Problem description:
In the entries below, count each line holding the word "title". Answer with the total alone.

Data records START

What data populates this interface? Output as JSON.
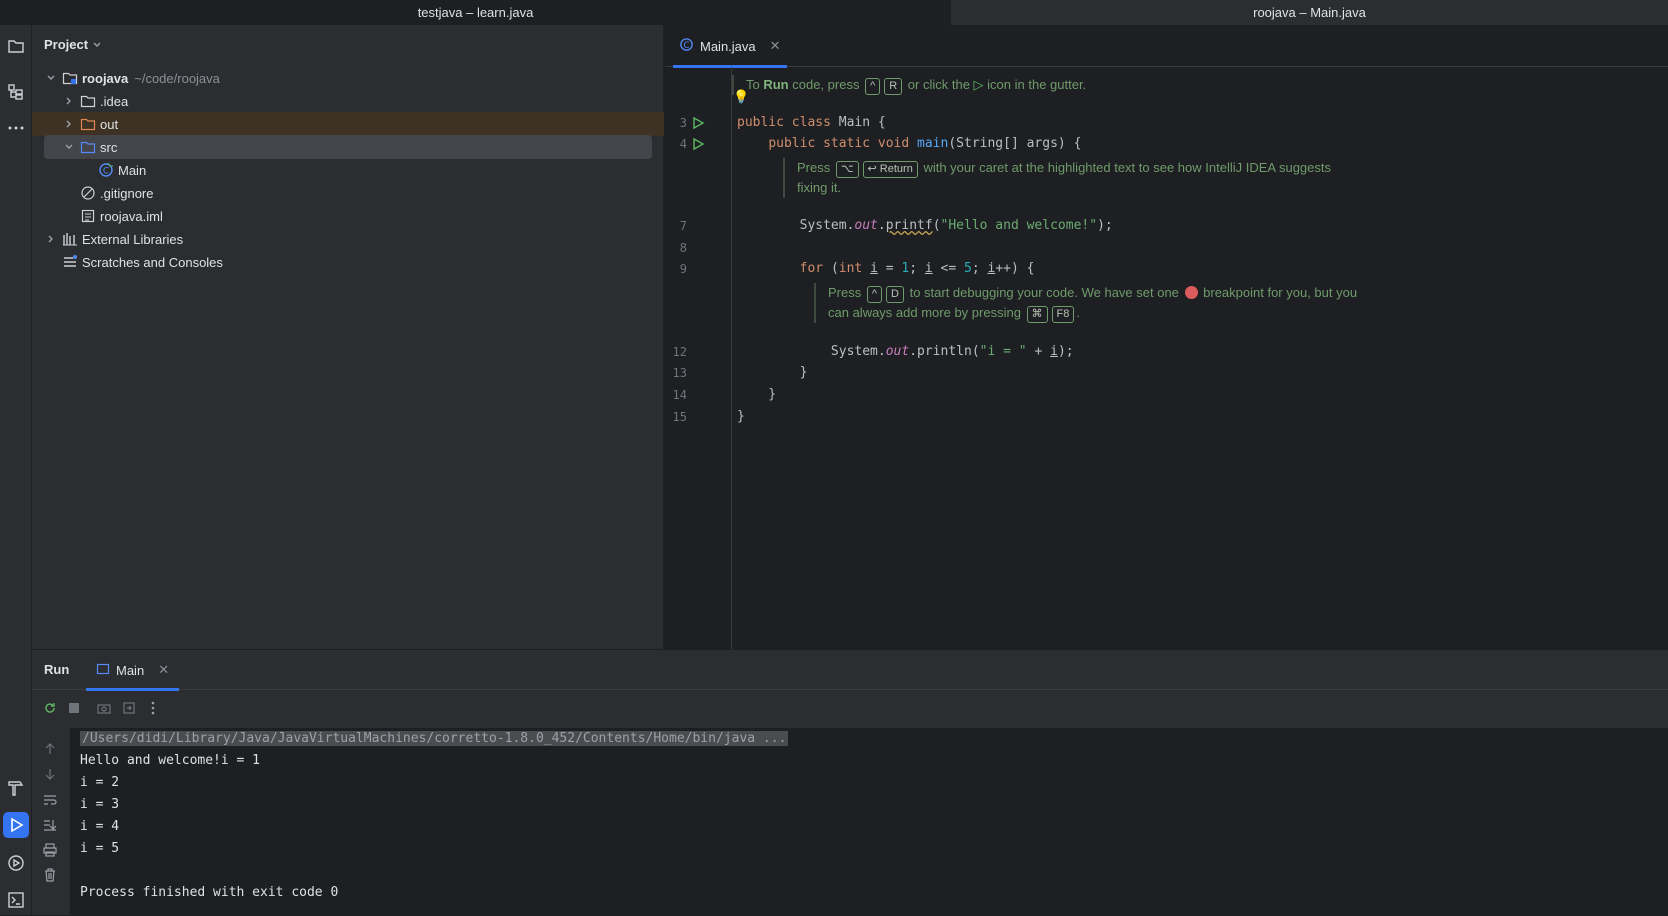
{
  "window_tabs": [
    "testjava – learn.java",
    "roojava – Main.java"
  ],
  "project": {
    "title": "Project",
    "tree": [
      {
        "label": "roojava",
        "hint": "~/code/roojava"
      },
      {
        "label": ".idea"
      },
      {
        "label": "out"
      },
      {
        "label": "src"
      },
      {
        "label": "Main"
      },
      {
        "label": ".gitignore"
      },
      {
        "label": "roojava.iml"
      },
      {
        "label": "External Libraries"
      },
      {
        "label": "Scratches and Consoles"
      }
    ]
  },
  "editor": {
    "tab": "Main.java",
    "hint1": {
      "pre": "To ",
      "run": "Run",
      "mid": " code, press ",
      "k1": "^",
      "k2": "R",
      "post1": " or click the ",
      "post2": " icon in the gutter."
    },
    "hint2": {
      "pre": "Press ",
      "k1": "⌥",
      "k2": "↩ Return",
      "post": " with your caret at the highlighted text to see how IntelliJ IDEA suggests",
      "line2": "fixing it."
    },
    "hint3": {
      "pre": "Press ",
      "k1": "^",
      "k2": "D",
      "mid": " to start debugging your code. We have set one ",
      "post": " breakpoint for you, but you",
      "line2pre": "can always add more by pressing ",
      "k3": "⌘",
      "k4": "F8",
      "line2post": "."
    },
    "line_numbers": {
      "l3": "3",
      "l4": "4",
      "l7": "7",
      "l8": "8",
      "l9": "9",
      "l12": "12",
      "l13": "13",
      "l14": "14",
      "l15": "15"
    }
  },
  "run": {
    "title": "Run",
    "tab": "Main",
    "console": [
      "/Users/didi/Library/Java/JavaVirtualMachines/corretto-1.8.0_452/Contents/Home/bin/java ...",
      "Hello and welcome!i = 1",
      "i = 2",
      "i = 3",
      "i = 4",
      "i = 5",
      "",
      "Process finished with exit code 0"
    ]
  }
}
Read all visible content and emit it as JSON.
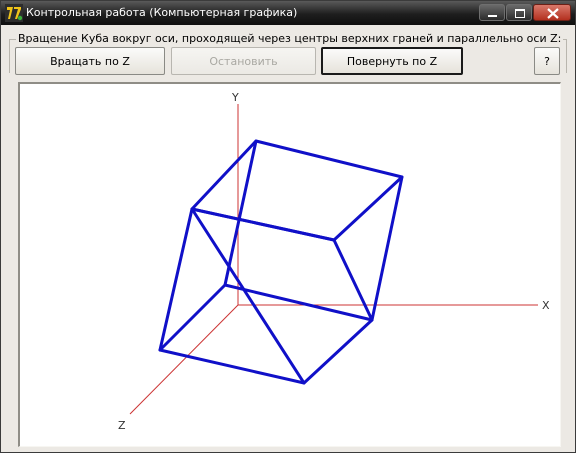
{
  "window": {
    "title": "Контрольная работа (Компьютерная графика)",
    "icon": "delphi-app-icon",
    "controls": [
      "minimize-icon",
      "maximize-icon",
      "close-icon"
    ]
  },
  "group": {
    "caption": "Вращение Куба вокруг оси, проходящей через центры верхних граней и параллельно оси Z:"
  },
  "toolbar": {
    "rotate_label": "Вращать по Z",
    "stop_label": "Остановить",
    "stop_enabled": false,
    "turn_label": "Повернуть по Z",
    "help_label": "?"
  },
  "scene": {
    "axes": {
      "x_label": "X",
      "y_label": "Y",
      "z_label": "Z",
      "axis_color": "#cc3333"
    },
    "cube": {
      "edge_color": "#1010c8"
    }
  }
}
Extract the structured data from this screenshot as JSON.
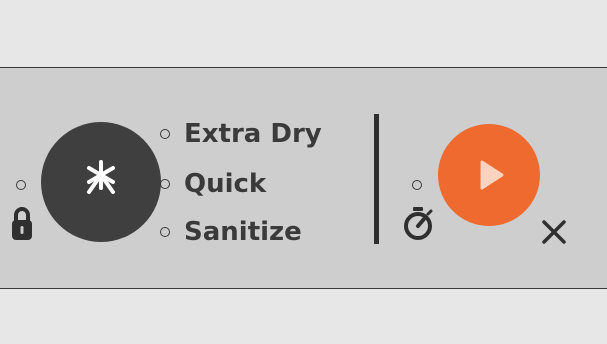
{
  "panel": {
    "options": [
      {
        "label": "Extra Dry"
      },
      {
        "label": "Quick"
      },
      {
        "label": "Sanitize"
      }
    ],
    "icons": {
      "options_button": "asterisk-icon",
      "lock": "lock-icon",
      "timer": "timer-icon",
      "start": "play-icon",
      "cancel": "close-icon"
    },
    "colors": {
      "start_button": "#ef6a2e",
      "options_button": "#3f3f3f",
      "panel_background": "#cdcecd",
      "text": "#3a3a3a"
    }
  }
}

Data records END

Task answer:
3